According to The Greenest building: Quantifying the Environmental Value of Building Reuse, renovating an existing historic office building in Chicago reduces the building’s impact on climate change by up to 12 percent when compared to constructing a new building. Results vary by climatic zone, so refitting an office building in Portland, Ore., reduces that impact by up to 16 percent, the report said.
This impact on climate change versus a new “green” building is due to the immense amount of carbon expended – on things such as new materials and transportation of said materials – at the start of a new building project. The report says that it can take between 10 to 80 years for a new energy-efficient building to overcome, through efficient operations, the climate change impacts created by its construction.
Scale matters, so much so, that retrofitting, rather than demolishing and replacing, just 1 percent of the city of Portland’s office buildings and single family homes over the next ten years would help to meet 15 percent of their county’s total CO2 reduction targets over the next decade, the report says.
In December, the Minnesota Department of Commerce announced retrofit projects across 36 facilities that it says will generate more than $3 million in permanent, ongoing energy savings every year for the foreseeable future.

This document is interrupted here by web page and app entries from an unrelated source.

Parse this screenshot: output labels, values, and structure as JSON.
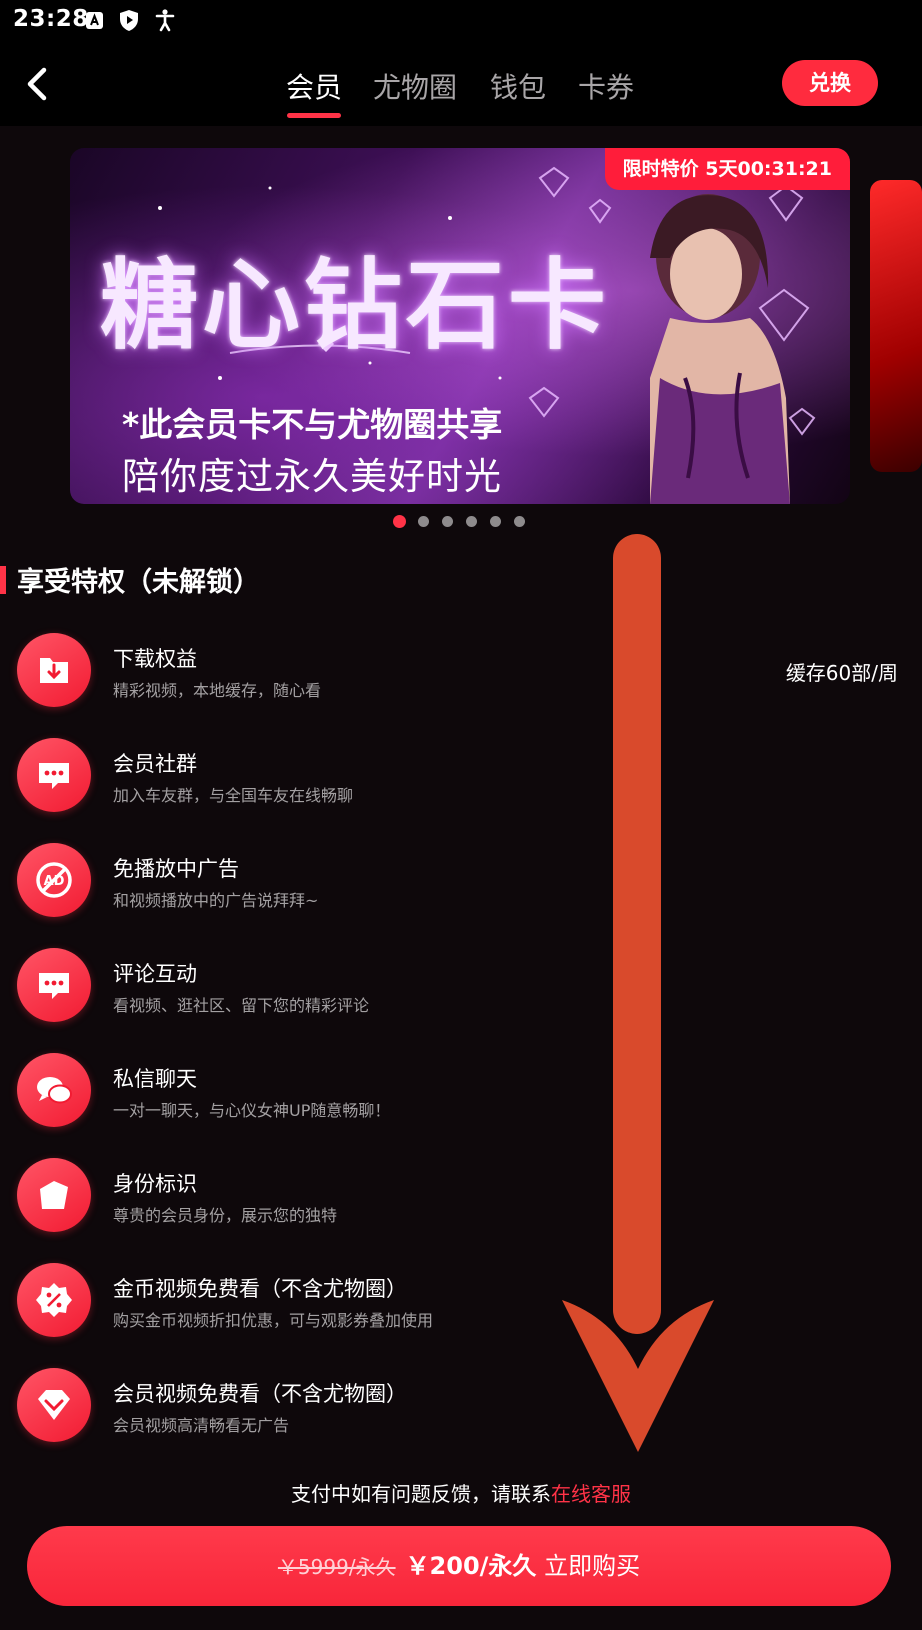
{
  "status_bar": {
    "time": "23:28",
    "icons": [
      "a-icon",
      "shield-icon",
      "accessibility-icon"
    ]
  },
  "nav": {
    "back_icon": "chevron-left-icon",
    "tabs": [
      {
        "label": "会员",
        "active": true
      },
      {
        "label": "尤物圈",
        "active": false
      },
      {
        "label": "钱包",
        "active": false
      },
      {
        "label": "卡券",
        "active": false
      }
    ],
    "exchange_label": "兑换"
  },
  "banner": {
    "badge": "限时特价 5天00:31:21",
    "title": "糖心钻石卡",
    "line1": "*此会员卡不与尤物圈共享",
    "line2": "陪你度过永久美好时光",
    "page_count": 6,
    "active_page": 1
  },
  "privileges": {
    "title": "享受特权（未解锁）",
    "items": [
      {
        "icon": "download-icon",
        "title": "下载权益",
        "desc": "精彩视频，本地缓存，随心看",
        "right": "缓存60部/周"
      },
      {
        "icon": "chat-bubble-icon",
        "title": "会员社群",
        "desc": "加入车友群，与全国车友在线畅聊"
      },
      {
        "icon": "no-ad-icon",
        "title": "免播放中广告",
        "desc": "和视频播放中的广告说拜拜~"
      },
      {
        "icon": "comment-icon",
        "title": "评论互动",
        "desc": "看视频、逛社区、留下您的精彩评论"
      },
      {
        "icon": "message-icon",
        "title": "私信聊天",
        "desc": "一对一聊天，与心仪女神UP随意畅聊！"
      },
      {
        "icon": "id-tag-icon",
        "title": "身份标识",
        "desc": "尊贵的会员身份，展示您的独特"
      },
      {
        "icon": "discount-badge-icon",
        "title": "金币视频免费看（不含尤物圈）",
        "desc": "购买金币视频折扣优惠，可与观影券叠加使用"
      },
      {
        "icon": "diamond-icon",
        "title": "会员视频免费看（不含尤物圈）",
        "desc": "会员视频高清畅看无广告"
      }
    ]
  },
  "help": {
    "text": "支付中如有问题反馈，请联系",
    "link": "在线客服"
  },
  "purchase": {
    "original_price": "￥5999/永久",
    "price": "￥200/永久",
    "action": "立即购买"
  },
  "colors": {
    "accent": "#ff3347",
    "background": "#0e080b",
    "annotation_arrow": "#d94a2c"
  }
}
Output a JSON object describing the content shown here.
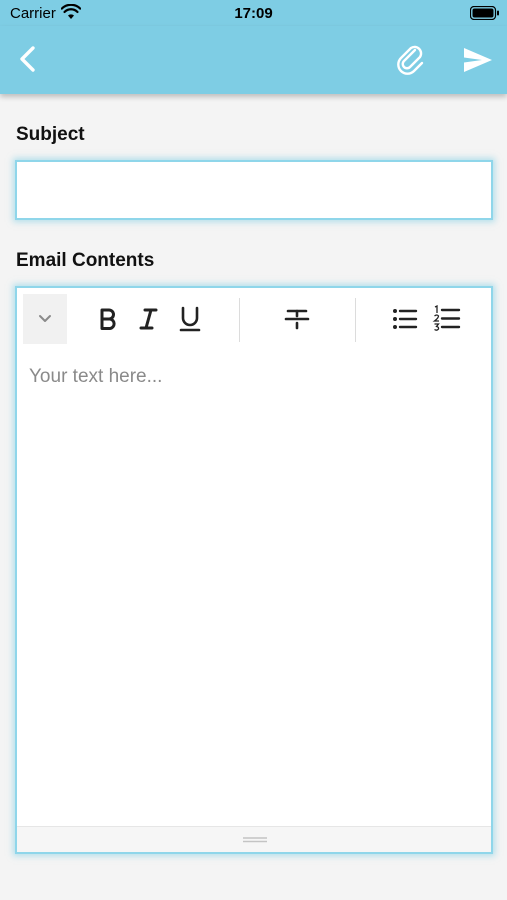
{
  "status": {
    "carrier": "Carrier",
    "time": "17:09"
  },
  "navbar": {
    "back_icon": "chevron-left-icon",
    "attach_icon": "paperclip-icon",
    "send_icon": "send-icon",
    "color": "#7ecde4"
  },
  "form": {
    "subject_label": "Subject",
    "subject_value": "",
    "contents_label": "Email Contents",
    "contents_placeholder": "Your text here..."
  },
  "toolbar": {
    "items": [
      "chevron-down-icon",
      "bold-icon",
      "italic-icon",
      "underline-icon",
      "strikethrough-icon",
      "bullet-list-icon",
      "numbered-list-icon"
    ]
  },
  "theme": {
    "accent": "#7ecde4",
    "focus_border": "#8fd6ea",
    "background": "#f4f4f4"
  }
}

The improvements targeted commercial, industrial, and nonprofit facilities across the state. Such facilities account for half of the state’s energy use, and retrofitting offered the Commerce Department what it called the “biggest bang for our buck.”